Ancient Macedonia is a region located in the northern part of Greece, which has been a topic of debate for quite some time. The question on whether Ancient Macedonia is part of Greece or not has become a heated issue among historians, archaeologists, and politicians alike.
The controversy revolves around the fact that the ancient Macedonian people were different from the Greeks in terms of their language and culture. However, there are also several arguments pointing out the similarities between ancient Macedonians and Greeks.
One of the most significant pieces of evidence that suggest that Ancient Macedonia is part of Greece comes from history. The ancient Macedonian kingdom was founded by Alexander I in 498 BC, who was a member of the Argead dynasty. This dynasty claimed to be descendants of Heracles and traced their roots back to Perdiccas I, who was said to have been a Greek immigrant.
Additionally, Philip II, who was Alexander’s father and ruled over Ancient Macedonia from 359 BC until his assassination in 336 BC, considered himself to be Greek. He even participated in the Olympic Games and won several times.

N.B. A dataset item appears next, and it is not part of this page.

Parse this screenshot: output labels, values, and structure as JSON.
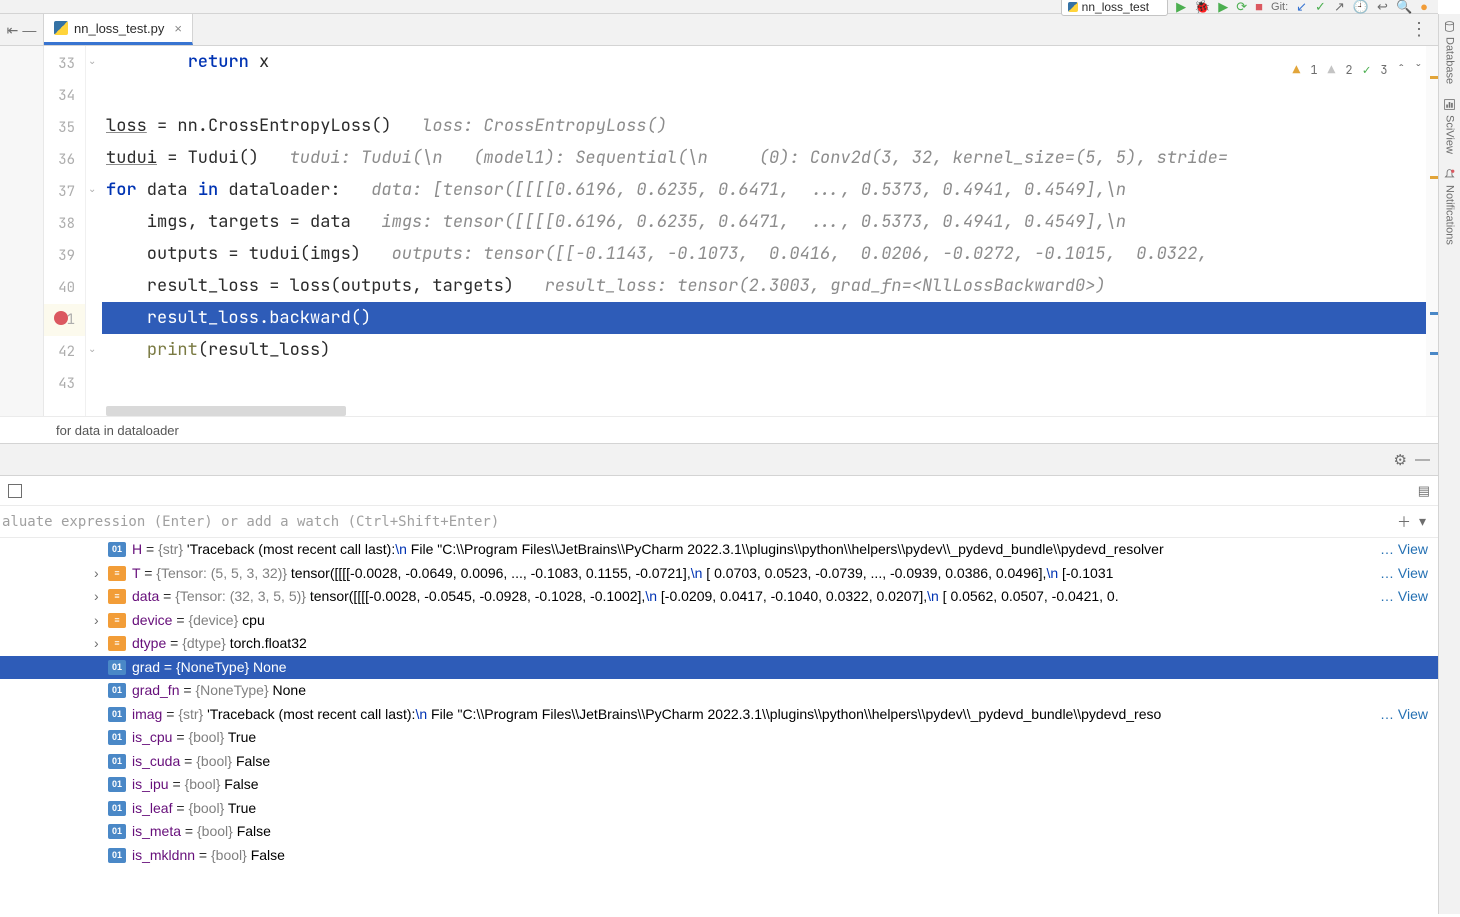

Furthermore, when Alexander the Great conquered Persia and other parts of Asia Minor, he spread Hellenistic culture throughout his empire. He founded several cities named after himself or members of his family with Greek-style architecture and art.
On the other hand, some argue that Ancient Macedonia should not be considered part of Greece since they spoke their own distinct language called Macedonian. Additionally, they had their own gods and religious practices that were not entirely similar to those followed by Greeks.
However, it’s worth noting that there are many words borrowed from Greek into Macedonian language such as “baptism,” “angel,” “apostle,” etc.
In conclusion, while there are valid arguments on both sides regarding whether Ancient Macedonia is part of Greece or not. The evidence suggests that it should be considered as such due to its historical connections to Greek culture and its impact on spreading Hellenistic culture throughout the world.